I found the worldbuilding a little confusing at first, which is entirely down to my own assumptions. From the flap copy, I expected straightforward primitive-tech high fantasy, but then there were references to things like trains and pre-prepared sandwiches, which suggested it might actually be a dystopic future. Once I got settled into the world, though, I loved the blending of magic and technology, of fantasy and dystopia. It’s particularly interesting in The Infinite, when another country’s more primitive technology is contrasted with Ninurta’s magical technology. For instance, the people from LLSoemthing ride horses, while Kai and her colleagues are on metal steeds, known as Grays, powered by magical energy stones.
By far, though, my favourite part of the worldbuilding was the concept of the Infinite.
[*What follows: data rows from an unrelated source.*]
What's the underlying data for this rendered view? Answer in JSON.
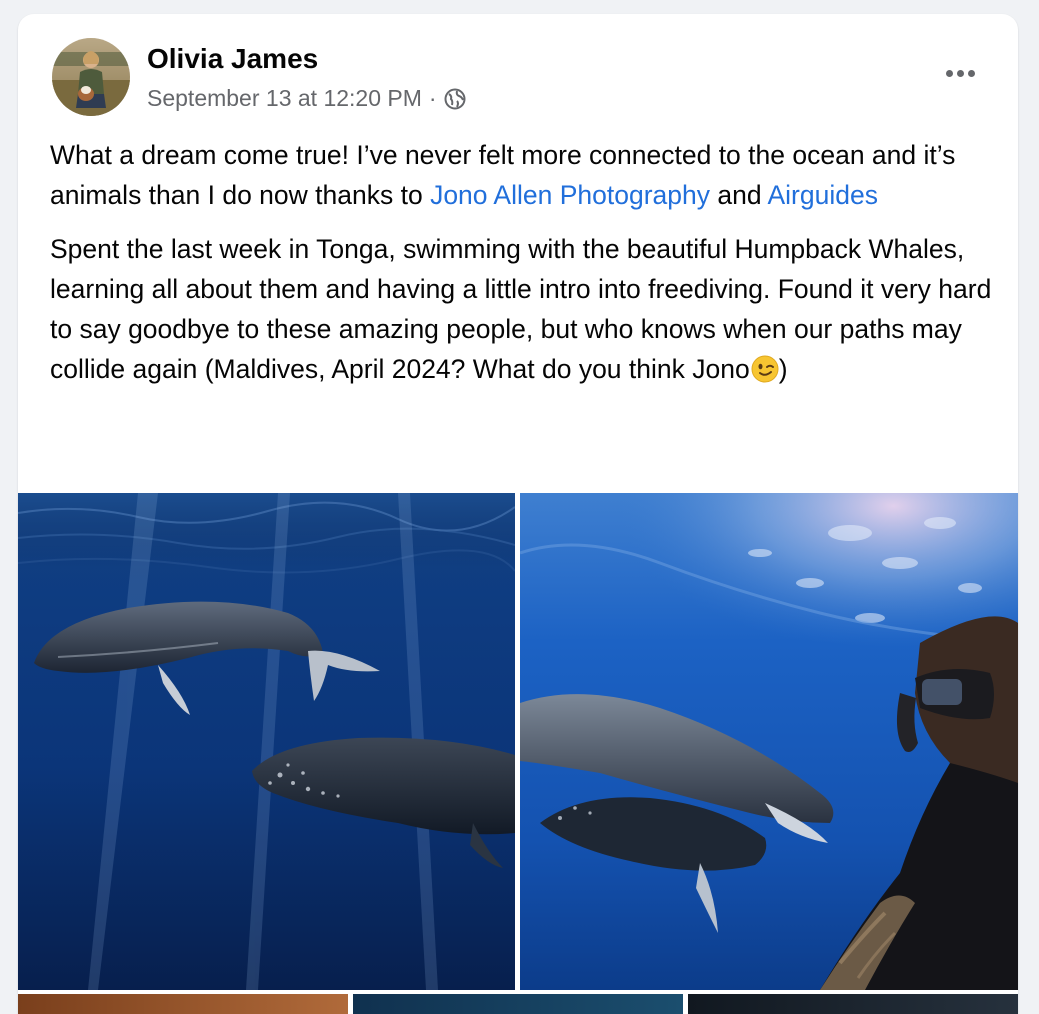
{
  "post": {
    "author": "Olivia James",
    "timestamp": "September 13 at 12:20 PM",
    "separator": "·",
    "privacy_icon": "globe-icon",
    "more_icon": "more-options-icon",
    "paragraph1": {
      "text_before": "What a dream come true! I’ve never felt more connected to the ocean and it’s animals than I do now thanks to ",
      "link1": "Jono Allen Photography",
      "text_between": " and ",
      "link2": "Airguides"
    },
    "paragraph2": {
      "text": "Spent the last week in Tonga, swimming with the beautiful Humpback Whales, learning all about them and having a little intro into freediving. Found it very hard to say goodbye to these amazing people, but who knows when our paths may collide again (Maldives, April 2024? What do you think Jono",
      "emoji": "winking-face-emoji",
      "text_after": ")"
    },
    "colors": {
      "link": "#216fdb",
      "secondary_text": "#65676b",
      "primary_text": "#050505",
      "page_background": "#f0f2f5",
      "card_background": "#ffffff"
    },
    "photos": [
      "whales-underwater-photo",
      "snorkeler-with-whales-photo"
    ]
  }
}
They’re god-like beings who are embodiments of concepts like decay and strife, but while they don’t age like humans do it is the concept that is eternal moreso than the being; that is, if one of them dies, they will be replaced by another embodiment of the concept. The correllation between the existence of the embodiments and the existence of the concept is clear – things like strife and conquest will always exist as long as there are people – but it makes for some fascinating characters who do not display the same normal range of human emotion.
As you can probably tell, there’s a lot packed into the worldbuilding in these two books. A lot happens between them, as well, with plenty of plot twists and surprises. Yet it never feels rushed, either; between the plot twists and the revelations there’s a chance to get to know the characters and understand their relationships.
This is important, because it’s the characters’ relationships with each other that form a core part of the story. The plot of Gates of Thread and Stone is kicked off when Kai’s brother goes missing, and everything she does for that entire book is with the goal of rescuing him. Even into The Infinite she is driven by her love for her friends and family. What I love about Lee’s treatment of this is that, while it’s clearly an admirable character trait, Kai can be short-sighted when it comes to the people she loves, opening herself up to betrayal because she trusts too readily. It’s a very nuanced portrayal of an intense and natural human emotion, in that Kai’s willingness to do anything for her brother is balanced out by the dangers of letting her affection for others cloud her judgement.
Gates of Thread and Stone and The Infinite are a pair of engrossing, vividly-imagined novels, perfect for fans of high fantasy or dystopia who are looking for something a little different. And the best bit? There’s even more to come, with a third book listed on Goodreads (though no title or release date as of yet).
Nicola can probably be found this Easter weekend curled in a corner with a book.